(In 1870, the teenage poet Arthur Rimbaud ran away
from his family home in northern France and wandered
around the Belgian border as a vagabond.  Here is a
sonnet he wrote, translated into English.)

For eight long days I'd wrecked my boot soles, trudging 
those stony roads. I got to Charleroi - 
the Green Bistrot. They brought me bread, grudging, 
and meat that was distinctly under-par. 

Sheer bliss! I stretched my legs out by the fire, 
and ran my eye across crude wall designs. 
Things bucked up when the laughing girl-for-hire 
with ample chest and lively, knowing eyes 

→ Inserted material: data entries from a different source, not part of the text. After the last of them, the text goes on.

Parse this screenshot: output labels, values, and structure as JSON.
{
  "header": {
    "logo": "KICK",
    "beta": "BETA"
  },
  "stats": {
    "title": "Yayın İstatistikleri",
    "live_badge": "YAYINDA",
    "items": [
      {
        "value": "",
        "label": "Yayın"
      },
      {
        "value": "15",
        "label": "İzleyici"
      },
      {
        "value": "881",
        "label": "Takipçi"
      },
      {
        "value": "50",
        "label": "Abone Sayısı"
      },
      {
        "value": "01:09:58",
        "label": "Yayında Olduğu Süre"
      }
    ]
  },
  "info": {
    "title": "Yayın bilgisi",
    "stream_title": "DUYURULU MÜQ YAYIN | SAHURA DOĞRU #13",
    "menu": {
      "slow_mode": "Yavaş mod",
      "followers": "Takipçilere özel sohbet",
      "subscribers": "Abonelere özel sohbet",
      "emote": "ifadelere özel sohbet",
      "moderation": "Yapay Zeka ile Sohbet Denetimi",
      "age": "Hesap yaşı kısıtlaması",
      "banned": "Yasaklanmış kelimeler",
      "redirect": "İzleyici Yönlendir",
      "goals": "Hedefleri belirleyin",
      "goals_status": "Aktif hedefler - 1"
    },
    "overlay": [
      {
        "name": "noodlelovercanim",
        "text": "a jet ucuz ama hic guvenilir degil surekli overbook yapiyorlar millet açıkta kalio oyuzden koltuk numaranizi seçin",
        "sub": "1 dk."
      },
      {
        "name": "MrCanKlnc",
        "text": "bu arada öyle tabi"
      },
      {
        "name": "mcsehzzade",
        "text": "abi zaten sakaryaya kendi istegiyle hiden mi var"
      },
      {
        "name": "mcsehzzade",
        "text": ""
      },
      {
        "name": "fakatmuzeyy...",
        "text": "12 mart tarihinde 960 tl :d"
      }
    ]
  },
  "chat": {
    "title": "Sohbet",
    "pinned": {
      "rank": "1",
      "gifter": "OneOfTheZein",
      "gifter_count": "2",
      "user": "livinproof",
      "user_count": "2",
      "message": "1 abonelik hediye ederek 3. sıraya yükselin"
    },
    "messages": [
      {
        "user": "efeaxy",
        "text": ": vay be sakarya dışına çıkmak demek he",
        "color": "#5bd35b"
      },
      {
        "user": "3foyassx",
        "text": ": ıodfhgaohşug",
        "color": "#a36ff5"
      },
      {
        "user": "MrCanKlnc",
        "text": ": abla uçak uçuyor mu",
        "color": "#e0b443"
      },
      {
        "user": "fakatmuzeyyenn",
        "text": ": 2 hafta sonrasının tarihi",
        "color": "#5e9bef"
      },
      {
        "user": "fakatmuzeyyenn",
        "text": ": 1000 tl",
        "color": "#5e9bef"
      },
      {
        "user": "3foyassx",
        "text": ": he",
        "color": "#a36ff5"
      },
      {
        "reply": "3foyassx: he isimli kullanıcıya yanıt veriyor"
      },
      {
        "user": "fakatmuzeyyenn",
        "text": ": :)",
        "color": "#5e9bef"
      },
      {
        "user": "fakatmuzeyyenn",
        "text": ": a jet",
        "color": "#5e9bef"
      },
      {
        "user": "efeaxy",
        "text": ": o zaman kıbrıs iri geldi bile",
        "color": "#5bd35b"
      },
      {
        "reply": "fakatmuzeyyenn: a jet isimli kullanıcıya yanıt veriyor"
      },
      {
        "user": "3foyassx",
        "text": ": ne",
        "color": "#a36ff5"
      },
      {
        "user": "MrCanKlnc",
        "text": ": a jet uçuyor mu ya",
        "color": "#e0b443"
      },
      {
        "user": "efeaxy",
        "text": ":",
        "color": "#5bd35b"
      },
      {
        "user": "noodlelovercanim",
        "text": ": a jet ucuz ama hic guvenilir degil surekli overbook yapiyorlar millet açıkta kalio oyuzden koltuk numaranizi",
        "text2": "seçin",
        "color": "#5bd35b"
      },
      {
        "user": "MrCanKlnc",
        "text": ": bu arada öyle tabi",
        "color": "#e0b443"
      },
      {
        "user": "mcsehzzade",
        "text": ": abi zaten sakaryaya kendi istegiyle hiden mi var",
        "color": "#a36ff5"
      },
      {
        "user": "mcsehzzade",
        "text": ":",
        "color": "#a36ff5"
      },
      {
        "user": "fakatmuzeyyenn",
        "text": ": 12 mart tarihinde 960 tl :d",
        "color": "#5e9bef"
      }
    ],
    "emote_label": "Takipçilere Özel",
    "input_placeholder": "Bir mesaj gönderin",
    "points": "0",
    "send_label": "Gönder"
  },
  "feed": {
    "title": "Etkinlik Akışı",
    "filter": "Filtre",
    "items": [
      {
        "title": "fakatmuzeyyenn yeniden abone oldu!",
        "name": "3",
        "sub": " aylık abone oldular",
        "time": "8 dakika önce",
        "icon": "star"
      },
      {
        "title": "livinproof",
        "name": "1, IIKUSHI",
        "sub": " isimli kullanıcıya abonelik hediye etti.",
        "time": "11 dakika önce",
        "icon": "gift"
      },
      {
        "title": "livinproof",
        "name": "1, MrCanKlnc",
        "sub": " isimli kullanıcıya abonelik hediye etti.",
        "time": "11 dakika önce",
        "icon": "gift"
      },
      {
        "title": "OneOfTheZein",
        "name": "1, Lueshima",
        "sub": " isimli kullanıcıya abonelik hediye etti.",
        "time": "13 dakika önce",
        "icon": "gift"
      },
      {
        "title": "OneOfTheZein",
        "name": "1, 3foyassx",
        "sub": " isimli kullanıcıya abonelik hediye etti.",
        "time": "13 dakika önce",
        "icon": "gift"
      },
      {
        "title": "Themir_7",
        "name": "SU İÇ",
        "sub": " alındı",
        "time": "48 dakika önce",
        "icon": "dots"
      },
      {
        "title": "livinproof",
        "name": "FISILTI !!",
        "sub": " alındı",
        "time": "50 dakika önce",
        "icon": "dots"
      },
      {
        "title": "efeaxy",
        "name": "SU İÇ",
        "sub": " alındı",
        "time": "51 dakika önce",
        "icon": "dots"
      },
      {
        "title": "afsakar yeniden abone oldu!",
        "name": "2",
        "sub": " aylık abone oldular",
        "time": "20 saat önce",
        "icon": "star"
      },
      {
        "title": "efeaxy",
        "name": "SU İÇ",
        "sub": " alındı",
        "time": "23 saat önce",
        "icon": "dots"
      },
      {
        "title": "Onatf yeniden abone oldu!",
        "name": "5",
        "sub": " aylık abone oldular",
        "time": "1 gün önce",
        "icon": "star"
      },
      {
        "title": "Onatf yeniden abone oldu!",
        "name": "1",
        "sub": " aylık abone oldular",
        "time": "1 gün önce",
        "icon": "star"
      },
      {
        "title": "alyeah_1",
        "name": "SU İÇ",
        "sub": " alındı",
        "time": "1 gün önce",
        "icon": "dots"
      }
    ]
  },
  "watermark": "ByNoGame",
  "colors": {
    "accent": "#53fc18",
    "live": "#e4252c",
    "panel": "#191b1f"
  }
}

came in with proper food (there can't be much 
that that one hasn't done!) Warm buns(!) and butter, 
roast ham with garlic, on a dainty platter. 
And then she filled my mug (delightful touch!) 
with frothing beer. Late sun flared through the door, 
to bless my supper. Who could ask for more?


Copyright © Michael Coy | Year Posted 2017